I would love to say waking up, meditating, and setting intentions for the day (that’s what I aspire to do).
What I actually do is wake-up, pick-up my phone, respond to any instagram messages, make and drain a family size French press coffee, and start to reply to all of my emails.
I will usually pack orders in the morning, drop them off at the post office and then take my dog Lola for a big play.
Afternoons are filled with any design and technical work, and always more emails.
Once you work in the industry you quickly learn that it isn’t always glamorous lunches, meetings, catwalks, and photoshoots. Like anything there is a lot of slog that goes on behind the scenes.
How do you inform yourself throughout the day? What are you watching, reading or listening to?
I am a rabid listener of podcasts, the news, anything I can put on in the background whilst I am working away.
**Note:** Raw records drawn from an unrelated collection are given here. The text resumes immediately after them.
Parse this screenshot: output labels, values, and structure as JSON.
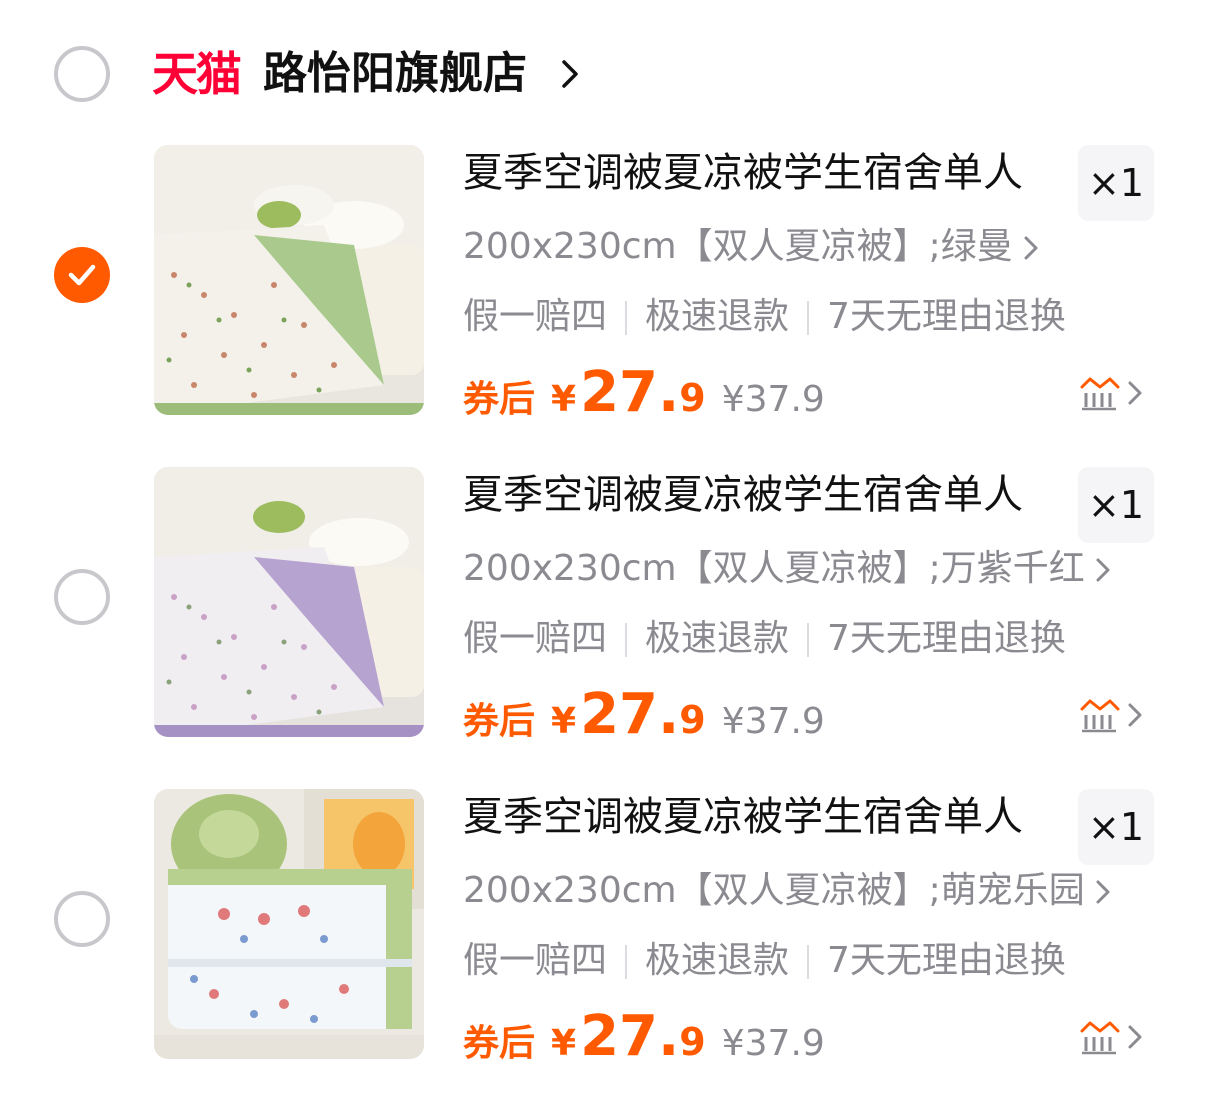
{
  "shop": {
    "platform_logo": "天猫",
    "name": "路怡阳旗舰店",
    "selected": false
  },
  "colors": {
    "accent": "#ff5a00",
    "tmall": "#ff0036",
    "muted_text": "#8a8a90"
  },
  "items": [
    {
      "selected": true,
      "title": "夏季空调被夏凉被学生宿舍单人",
      "quantity": "×1",
      "sku": "200x230cm【双人夏凉被】;绿曼",
      "services": [
        "假一赔四",
        "极速退款",
        "7天无理由退换"
      ],
      "coupon_label": "券后",
      "currency": "¥",
      "price_int": "27.",
      "price_dec": "9",
      "original_price": "¥37.9",
      "accent_color": "#8fb56a"
    },
    {
      "selected": false,
      "title": "夏季空调被夏凉被学生宿舍单人",
      "quantity": "×1",
      "sku": "200x230cm【双人夏凉被】;万紫千红",
      "services": [
        "假一赔四",
        "极速退款",
        "7天无理由退换"
      ],
      "coupon_label": "券后",
      "currency": "¥",
      "price_int": "27.",
      "price_dec": "9",
      "original_price": "¥37.9",
      "accent_color": "#a691c4"
    },
    {
      "selected": false,
      "title": "夏季空调被夏凉被学生宿舍单人",
      "quantity": "×1",
      "sku": "200x230cm【双人夏凉被】;萌宠乐园",
      "services": [
        "假一赔四",
        "极速退款",
        "7天无理由退换"
      ],
      "coupon_label": "券后",
      "currency": "¥",
      "price_int": "27.",
      "price_dec": "9",
      "original_price": "¥37.9",
      "accent_color": "#9cc07a"
    }
  ]
}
Podcasts I listen to include Wardrobe crisis, The Cutting Room Floor, Fashion Revolution, BOF, and NPR’s How I built this
What are some of the barriers you’ve encountered while running a socially-conscious small business?
Minimums, especially when working with either fabric or garment manufacturing businesses. When you communicate in a cold email that you want to produce small units and even smaller collections, businesses usually want nothing to do with you.
In their mind you are a waste of time. Of course there are amazing producers who share the slow fashion and sustainably minded ethos, but they are rare and are hard to get your foot in the door with.
As a designer in a world dominated by fast fashion there’s a sense that you need to be in a constant state of production. How do you keep yourself grounded amidst all this and prevent yourself from burning out?
I try to avoid the design mindset of thinking ‘what would sell’.
I have been in the industry for over 12 years, and the most “successful“ design is usually the most commercial.
With fredric I indulge my absolute desire to design and create what I am obsessed with and what I like. At the end of the day if I am producing a small amount of units and styles, I want them to be killer and stunning.
Something that recently challenged you?
An SEO task related to my website. Wearing all of the hats when you run your own business means I am challenging myself often!
In the near future, what are you looking forward to most?
Potential international travel. It has been difficult to travel outside of Australia for the last two years, so I cannot wait to be trapped in an airline seat for a minimum of 12 hours going anywhere else but home.
What is the legacy you hope to leave on this world? What are you out to accomplish?
To pave the way for other fashion brands and designers in sustainably minded design and slow fashion.
The fashion industry can be incredibly isolating and non-inclusive, and I hope that fredric’s journey makes it easier for the next designer to create, and produce in the sustainably minded, and slow fashion space.